(THE PROBLEM) Pictures found in the material must be left out, and every line returned as written.

*** Block opens ***

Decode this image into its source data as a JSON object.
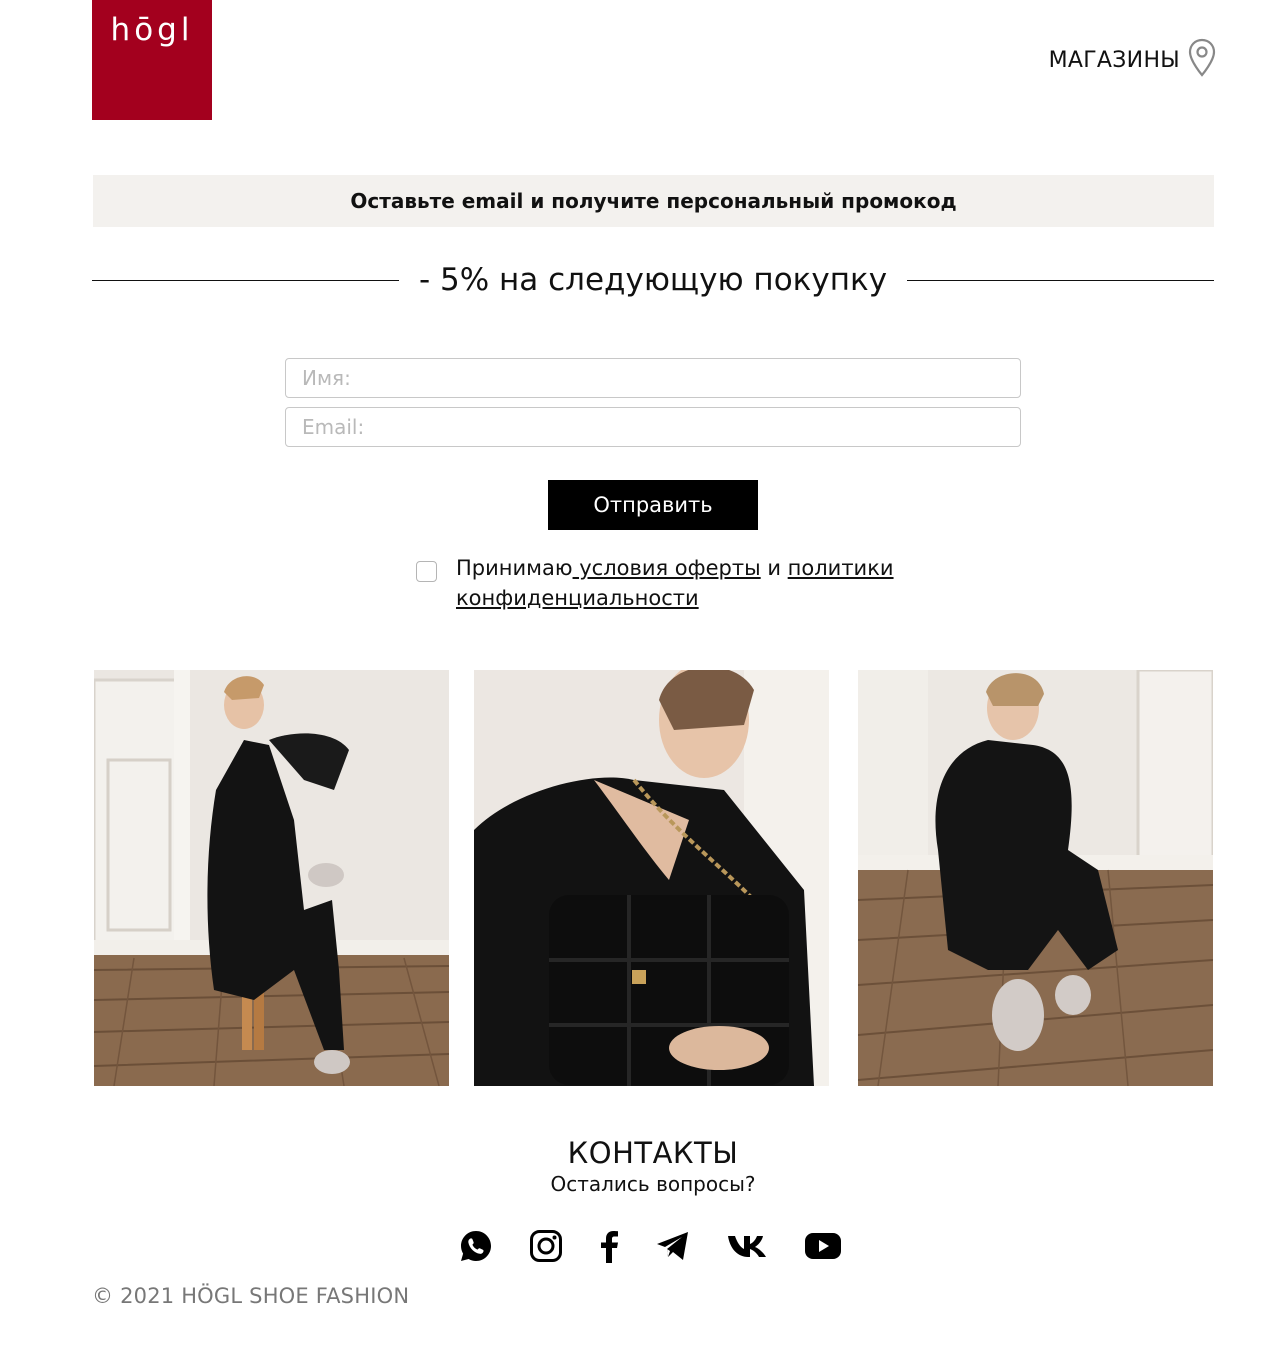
{
  "header": {
    "logo_text": "hōgl",
    "stores_label": "МАГАЗИНЫ",
    "stores_icon": "map-pin-icon"
  },
  "banner": {
    "text": "Оставьте email и получите персональный промокод"
  },
  "promo": {
    "text": "- 5% на следующую покупку"
  },
  "form": {
    "name_placeholder": "Имя:",
    "name_value": "",
    "email_placeholder": "Email:",
    "email_value": "",
    "submit_label": "Отправить",
    "consent": {
      "checked": false,
      "prefix": "Принимаю",
      "offer_link": " условия оферты",
      "middle": " и ",
      "privacy_link": "политики конфиденциальности"
    }
  },
  "gallery": {
    "photos": [
      {
        "name": "photo-woman-on-stool"
      },
      {
        "name": "photo-woman-with-bag"
      },
      {
        "name": "photo-woman-sitting-floor"
      }
    ]
  },
  "contacts": {
    "title": "КОНТАКТЫ",
    "subtitle": "Остались вопросы?",
    "social_icons": [
      "whatsapp-icon",
      "instagram-icon",
      "facebook-icon",
      "telegram-icon",
      "vk-icon",
      "youtube-icon"
    ]
  },
  "footer": {
    "copyright": "© 2021 HÖGL SHOE FASHION"
  },
  "colors": {
    "brand": "#a3001e",
    "banner_bg": "#f3f1ee",
    "button_bg": "#000000",
    "placeholder": "#b9b9b9",
    "footer_text": "#777777"
  }
}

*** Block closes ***

(RESULT FOR THIS TASK)
Decode this image into its source data as a JSON object.
{
  "header": {
    "logo_text": "hōgl",
    "stores_label": "МАГАЗИНЫ",
    "stores_icon": "map-pin-icon"
  },
  "banner": {
    "text": "Оставьте email и получите персональный промокод"
  },
  "promo": {
    "text": "- 5% на следующую покупку"
  },
  "form": {
    "name_placeholder": "Имя:",
    "name_value": "",
    "email_placeholder": "Email:",
    "email_value": "",
    "submit_label": "Отправить",
    "consent": {
      "checked": false,
      "prefix": "Принимаю",
      "offer_link": " условия оферты",
      "middle": " и ",
      "privacy_link": "политики конфиденциальности"
    }
  },
  "gallery": {
    "photos": [
      {
        "name": "photo-woman-on-stool"
      },
      {
        "name": "photo-woman-with-bag"
      },
      {
        "name": "photo-woman-sitting-floor"
      }
    ]
  },
  "contacts": {
    "title": "КОНТАКТЫ",
    "subtitle": "Остались вопросы?",
    "social_icons": [
      "whatsapp-icon",
      "instagram-icon",
      "facebook-icon",
      "telegram-icon",
      "vk-icon",
      "youtube-icon"
    ]
  },
  "footer": {
    "copyright": "© 2021 HÖGL SHOE FASHION"
  },
  "colors": {
    "brand": "#a3001e",
    "banner_bg": "#f3f1ee",
    "button_bg": "#000000",
    "placeholder": "#b9b9b9",
    "footer_text": "#777777"
  }
}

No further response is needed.